Segment Start: Supplied data

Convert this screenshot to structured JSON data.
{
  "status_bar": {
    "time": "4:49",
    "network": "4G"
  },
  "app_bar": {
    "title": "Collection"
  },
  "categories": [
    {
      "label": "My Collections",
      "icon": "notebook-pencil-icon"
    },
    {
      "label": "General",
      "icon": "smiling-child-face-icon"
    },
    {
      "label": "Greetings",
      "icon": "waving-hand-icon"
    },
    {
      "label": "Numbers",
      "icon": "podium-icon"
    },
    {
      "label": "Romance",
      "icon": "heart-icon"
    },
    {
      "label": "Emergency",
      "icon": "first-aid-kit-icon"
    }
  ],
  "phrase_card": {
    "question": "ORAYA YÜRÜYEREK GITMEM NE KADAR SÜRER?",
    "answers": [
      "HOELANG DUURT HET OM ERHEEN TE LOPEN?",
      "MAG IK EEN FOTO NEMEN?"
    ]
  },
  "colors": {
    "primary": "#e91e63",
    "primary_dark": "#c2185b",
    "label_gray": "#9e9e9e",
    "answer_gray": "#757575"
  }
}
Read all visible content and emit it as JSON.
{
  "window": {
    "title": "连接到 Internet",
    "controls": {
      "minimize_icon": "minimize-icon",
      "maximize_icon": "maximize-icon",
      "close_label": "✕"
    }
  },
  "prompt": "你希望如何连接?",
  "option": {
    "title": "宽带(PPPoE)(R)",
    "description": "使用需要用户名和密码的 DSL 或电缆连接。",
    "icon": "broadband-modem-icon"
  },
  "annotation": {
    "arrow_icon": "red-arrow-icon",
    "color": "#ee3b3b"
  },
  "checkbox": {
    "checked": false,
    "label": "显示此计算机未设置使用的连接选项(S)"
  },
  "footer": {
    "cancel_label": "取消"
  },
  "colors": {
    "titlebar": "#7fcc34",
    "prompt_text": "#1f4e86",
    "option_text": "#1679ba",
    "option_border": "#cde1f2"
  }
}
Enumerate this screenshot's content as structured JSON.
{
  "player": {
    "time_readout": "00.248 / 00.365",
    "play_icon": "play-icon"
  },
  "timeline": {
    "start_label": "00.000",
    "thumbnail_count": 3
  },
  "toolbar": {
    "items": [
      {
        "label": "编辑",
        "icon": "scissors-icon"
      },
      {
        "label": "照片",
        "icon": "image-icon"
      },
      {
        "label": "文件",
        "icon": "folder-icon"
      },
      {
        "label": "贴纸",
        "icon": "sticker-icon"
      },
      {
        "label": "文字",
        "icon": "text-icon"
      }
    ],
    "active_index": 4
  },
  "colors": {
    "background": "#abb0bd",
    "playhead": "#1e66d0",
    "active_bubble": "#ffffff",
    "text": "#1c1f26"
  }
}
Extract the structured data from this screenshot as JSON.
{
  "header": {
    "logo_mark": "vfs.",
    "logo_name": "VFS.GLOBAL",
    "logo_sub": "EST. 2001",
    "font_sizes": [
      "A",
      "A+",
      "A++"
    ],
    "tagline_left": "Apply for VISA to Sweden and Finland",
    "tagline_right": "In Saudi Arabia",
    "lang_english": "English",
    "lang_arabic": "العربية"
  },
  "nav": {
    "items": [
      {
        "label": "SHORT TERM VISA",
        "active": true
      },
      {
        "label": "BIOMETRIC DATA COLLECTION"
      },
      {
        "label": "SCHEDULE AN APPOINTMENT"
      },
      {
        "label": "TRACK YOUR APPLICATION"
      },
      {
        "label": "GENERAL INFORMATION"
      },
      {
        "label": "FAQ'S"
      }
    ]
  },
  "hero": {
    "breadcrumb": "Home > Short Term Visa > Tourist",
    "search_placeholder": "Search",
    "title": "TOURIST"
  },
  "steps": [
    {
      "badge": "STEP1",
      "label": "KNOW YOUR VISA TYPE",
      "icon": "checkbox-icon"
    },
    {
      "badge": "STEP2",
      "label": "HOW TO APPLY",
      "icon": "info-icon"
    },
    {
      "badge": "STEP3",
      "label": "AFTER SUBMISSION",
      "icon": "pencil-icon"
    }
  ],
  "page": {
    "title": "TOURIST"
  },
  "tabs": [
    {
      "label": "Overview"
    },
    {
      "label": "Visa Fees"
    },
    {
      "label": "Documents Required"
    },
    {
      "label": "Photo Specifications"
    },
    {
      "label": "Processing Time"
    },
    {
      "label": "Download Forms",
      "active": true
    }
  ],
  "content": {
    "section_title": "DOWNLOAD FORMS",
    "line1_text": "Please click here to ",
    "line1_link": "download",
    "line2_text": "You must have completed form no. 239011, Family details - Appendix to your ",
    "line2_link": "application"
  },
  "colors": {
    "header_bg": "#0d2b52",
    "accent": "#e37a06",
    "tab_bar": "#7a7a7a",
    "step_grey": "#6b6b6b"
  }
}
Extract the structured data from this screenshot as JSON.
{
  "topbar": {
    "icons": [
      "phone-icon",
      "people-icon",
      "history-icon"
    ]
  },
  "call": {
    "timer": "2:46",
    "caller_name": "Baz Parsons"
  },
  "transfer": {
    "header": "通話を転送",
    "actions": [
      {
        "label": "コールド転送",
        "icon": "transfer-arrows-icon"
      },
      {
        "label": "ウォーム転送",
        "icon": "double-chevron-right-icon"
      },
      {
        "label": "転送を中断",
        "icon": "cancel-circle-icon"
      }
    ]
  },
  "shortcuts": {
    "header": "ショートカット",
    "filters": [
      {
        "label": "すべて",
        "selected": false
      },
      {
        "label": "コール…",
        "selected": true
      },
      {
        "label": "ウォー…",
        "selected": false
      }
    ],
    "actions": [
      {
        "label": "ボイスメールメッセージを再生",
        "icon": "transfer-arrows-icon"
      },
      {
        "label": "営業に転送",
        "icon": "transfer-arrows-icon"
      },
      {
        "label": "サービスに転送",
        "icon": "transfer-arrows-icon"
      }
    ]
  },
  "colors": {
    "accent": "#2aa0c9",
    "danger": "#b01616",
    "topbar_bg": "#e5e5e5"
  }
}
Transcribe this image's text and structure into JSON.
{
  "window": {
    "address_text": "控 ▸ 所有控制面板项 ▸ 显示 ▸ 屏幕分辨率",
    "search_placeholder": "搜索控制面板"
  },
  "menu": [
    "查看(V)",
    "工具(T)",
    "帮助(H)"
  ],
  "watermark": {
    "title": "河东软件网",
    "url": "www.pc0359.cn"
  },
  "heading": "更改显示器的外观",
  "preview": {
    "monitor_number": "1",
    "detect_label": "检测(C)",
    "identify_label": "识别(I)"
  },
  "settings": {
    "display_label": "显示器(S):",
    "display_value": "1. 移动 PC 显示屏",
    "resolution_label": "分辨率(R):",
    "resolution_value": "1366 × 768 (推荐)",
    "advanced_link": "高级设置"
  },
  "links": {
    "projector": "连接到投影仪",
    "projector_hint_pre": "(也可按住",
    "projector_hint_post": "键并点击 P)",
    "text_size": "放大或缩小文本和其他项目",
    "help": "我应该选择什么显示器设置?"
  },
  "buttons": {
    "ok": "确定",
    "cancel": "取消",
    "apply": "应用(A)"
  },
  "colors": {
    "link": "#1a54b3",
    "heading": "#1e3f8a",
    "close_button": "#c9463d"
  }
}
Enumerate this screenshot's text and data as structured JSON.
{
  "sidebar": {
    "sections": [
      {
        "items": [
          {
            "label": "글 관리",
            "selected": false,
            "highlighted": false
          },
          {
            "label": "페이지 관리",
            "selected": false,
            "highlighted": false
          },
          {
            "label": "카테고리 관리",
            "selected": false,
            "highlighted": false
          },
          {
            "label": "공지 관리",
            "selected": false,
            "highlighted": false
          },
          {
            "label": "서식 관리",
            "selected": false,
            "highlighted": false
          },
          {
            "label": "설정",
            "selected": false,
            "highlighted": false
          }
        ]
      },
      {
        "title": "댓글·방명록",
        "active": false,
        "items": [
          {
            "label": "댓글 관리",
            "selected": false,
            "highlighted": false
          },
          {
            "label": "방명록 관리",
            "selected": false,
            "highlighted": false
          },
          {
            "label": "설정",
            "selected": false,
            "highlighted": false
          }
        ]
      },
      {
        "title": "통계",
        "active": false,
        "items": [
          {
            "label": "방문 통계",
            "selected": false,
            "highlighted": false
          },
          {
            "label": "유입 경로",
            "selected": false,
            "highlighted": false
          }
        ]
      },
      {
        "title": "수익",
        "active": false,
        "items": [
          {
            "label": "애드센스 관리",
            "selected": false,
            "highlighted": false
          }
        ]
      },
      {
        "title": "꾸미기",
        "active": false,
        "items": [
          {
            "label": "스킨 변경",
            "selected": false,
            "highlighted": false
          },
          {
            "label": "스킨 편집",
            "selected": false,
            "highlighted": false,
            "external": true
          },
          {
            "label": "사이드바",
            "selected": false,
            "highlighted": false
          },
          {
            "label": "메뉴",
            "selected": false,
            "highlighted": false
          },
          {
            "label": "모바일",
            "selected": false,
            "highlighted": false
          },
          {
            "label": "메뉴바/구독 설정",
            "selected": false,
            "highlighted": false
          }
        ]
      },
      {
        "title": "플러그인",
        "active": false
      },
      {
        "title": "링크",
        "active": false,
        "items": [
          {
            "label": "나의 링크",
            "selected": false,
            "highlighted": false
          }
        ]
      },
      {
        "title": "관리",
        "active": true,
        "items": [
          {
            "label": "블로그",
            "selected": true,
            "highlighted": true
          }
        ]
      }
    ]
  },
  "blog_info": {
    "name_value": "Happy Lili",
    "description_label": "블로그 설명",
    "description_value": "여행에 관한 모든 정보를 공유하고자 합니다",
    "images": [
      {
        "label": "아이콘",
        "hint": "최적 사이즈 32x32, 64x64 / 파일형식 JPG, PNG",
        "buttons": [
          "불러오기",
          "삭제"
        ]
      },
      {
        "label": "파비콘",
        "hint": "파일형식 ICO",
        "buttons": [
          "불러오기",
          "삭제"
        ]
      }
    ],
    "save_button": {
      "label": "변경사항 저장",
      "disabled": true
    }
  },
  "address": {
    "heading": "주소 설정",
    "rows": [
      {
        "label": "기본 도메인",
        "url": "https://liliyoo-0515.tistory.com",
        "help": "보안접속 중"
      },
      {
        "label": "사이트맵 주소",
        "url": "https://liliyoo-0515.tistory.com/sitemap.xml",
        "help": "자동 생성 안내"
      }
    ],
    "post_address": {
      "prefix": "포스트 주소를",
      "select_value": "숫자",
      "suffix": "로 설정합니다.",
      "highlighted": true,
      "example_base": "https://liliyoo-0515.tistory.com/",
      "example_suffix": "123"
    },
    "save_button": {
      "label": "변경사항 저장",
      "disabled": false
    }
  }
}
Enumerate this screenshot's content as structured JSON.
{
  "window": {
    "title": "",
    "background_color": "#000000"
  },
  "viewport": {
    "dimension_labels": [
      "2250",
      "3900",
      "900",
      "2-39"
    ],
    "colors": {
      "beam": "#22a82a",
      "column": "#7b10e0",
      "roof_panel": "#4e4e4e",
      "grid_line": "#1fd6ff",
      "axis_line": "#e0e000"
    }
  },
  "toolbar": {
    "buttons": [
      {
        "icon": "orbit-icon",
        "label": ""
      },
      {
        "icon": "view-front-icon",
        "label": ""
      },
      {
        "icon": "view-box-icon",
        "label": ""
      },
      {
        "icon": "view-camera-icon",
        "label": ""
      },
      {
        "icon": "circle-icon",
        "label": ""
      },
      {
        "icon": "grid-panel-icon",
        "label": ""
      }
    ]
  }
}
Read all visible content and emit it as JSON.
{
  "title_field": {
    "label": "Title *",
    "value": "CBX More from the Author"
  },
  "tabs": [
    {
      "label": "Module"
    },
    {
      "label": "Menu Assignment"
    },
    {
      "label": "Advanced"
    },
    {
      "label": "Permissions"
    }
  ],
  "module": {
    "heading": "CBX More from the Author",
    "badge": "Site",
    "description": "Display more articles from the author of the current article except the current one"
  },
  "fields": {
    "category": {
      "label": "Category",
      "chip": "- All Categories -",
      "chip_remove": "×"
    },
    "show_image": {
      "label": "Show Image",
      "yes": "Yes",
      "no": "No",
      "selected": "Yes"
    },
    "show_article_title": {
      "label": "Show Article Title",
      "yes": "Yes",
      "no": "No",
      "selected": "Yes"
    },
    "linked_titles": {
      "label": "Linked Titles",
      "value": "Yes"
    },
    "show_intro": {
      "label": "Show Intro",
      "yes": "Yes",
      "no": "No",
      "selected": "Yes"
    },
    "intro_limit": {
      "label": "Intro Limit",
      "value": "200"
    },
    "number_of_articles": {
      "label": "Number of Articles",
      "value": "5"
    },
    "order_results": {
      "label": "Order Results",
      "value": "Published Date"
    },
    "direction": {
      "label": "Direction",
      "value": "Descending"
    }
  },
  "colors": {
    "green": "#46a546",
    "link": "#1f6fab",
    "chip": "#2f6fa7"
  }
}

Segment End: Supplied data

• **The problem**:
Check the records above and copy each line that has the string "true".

• **Answer**:
        "active": true
      "active": true
        "selected": true
            "external": true
        "active": true,
            "selected": true,
            "highlighted": true
      "disabled": true
      "highlighted": true,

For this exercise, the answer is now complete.